By the time she was medication-free, she had broken off the above relationship and started dating a very different man who respected her as an equal. … That is not to say that her obsessions completely disappeared. On the contrary, although they were no longer crippling or inhibiting her functioning, they were still present from time to time. But now the patient almost welcomed these occasional intrusions as signals from her subconscious that there was something she was not addressing in her life a warning that her old submissive habits were returning. (Morstyn 1988, pp. 190-191)
However, by carelessly threatening an immature defense, a clinician can evoke enormous anxiety and depression in the patient and rupture the therapist-patient relationship. Indeed, there is the rub. Any attempts to challenge immature defenses should be mitigated by strong social supports (e.g., Alcoholics Anonymous), or the patient’s defense needs to be replaced by alternative defenses usually from the neurotic or intermediate level. For example, fantasy can evolve into isolation; projection can evolve into reaction formation; and hypochondriasis can evolve into displacement (Vaillant 1977).
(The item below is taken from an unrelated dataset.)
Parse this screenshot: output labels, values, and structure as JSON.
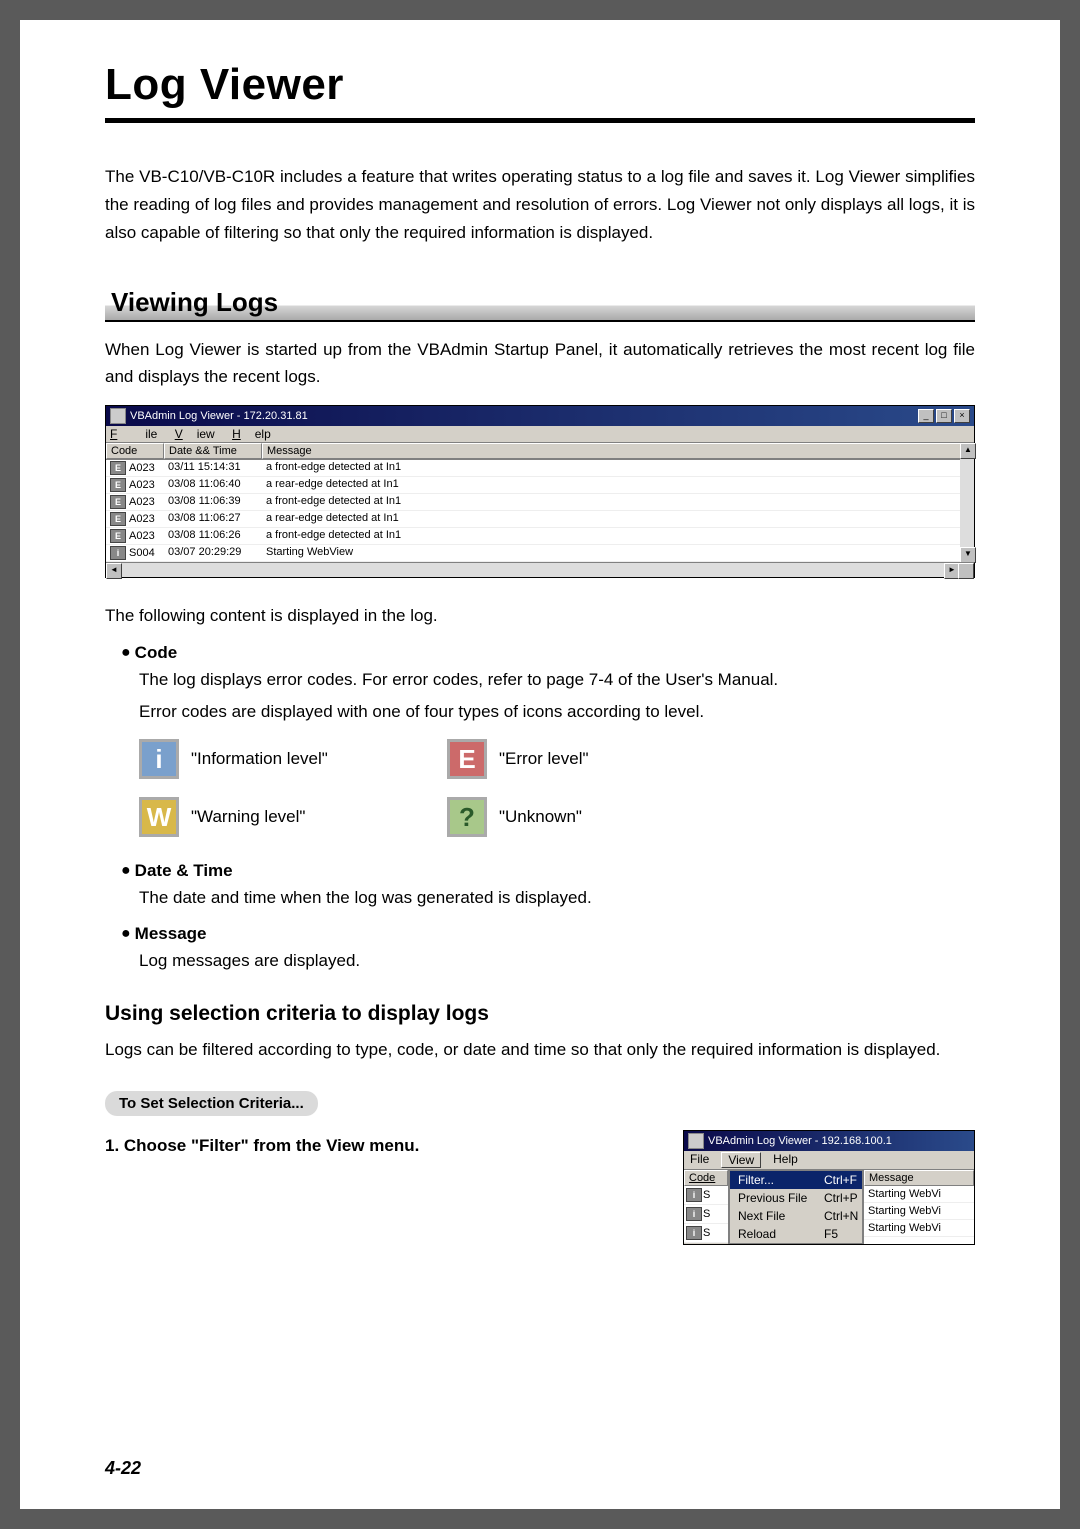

For years I have demonstrated to our own residents the subjective nature of the epithet “borderline” by asking each of them to list what they considered the six most salient characteristics of the “borderline” individual. Year after year there is little consensus. As with beauty, the definition of “borderline” lies in the eyes of the beholder.
In other words, pill taking is rarely helpful for patients with personality disorders, but anybody’s sense of object constancy, self-esteem, self-efficacy, and empowerment is helped by giving pills to others.
In every interaction with self-defeating patients, however, it is important to avoid humiliating comments about foolish, inexplicable behavior. Nobody’s pride is easier to wound than a person who continually shoots himself or herself in the foot.
Such patients are often imaginative, if inadvertent, liars, but they benefit from having a chance to ventilate their own anxieties. In the process of free association they often “remember” what they “forgot”, and through psychotherapy their self-serving lies can evolve into the acknowledgment of painful truths. Therefore, dissociation and neurotic denial are best dealt with if the clinician uses displacement and talks with the patient about the same affective issue but in a less-threatening context. Empathizing with the denied affect, without directly confronting the patient with the facts, may allow the patient himself or herself to reintroduce the original painful topic.
For example, abstinence from drugs is achieved through a process analogous to mourning: slowly the depended-upon substance is replaced with other loves.
Although altruism was used by many men and women with unhappy childhoods to master adult life, sustained use of altruism was never noted among those COLLEGE men who were ever found to manifest severe depression as adults. Instead, the most-depressed men were most likely to use displacement, dissociation (i.e., neurotic denial), reaction formation, and passive aggression (i.e., turning anger against themselves).
Repression The individual deals with emotional conflicts, or internal or external stressors, by being unable to remember or unable to be cognitively aware of disturbing wishes, thoughts, or experiences. In contrast to isolation, the affective component often remains in consciousness.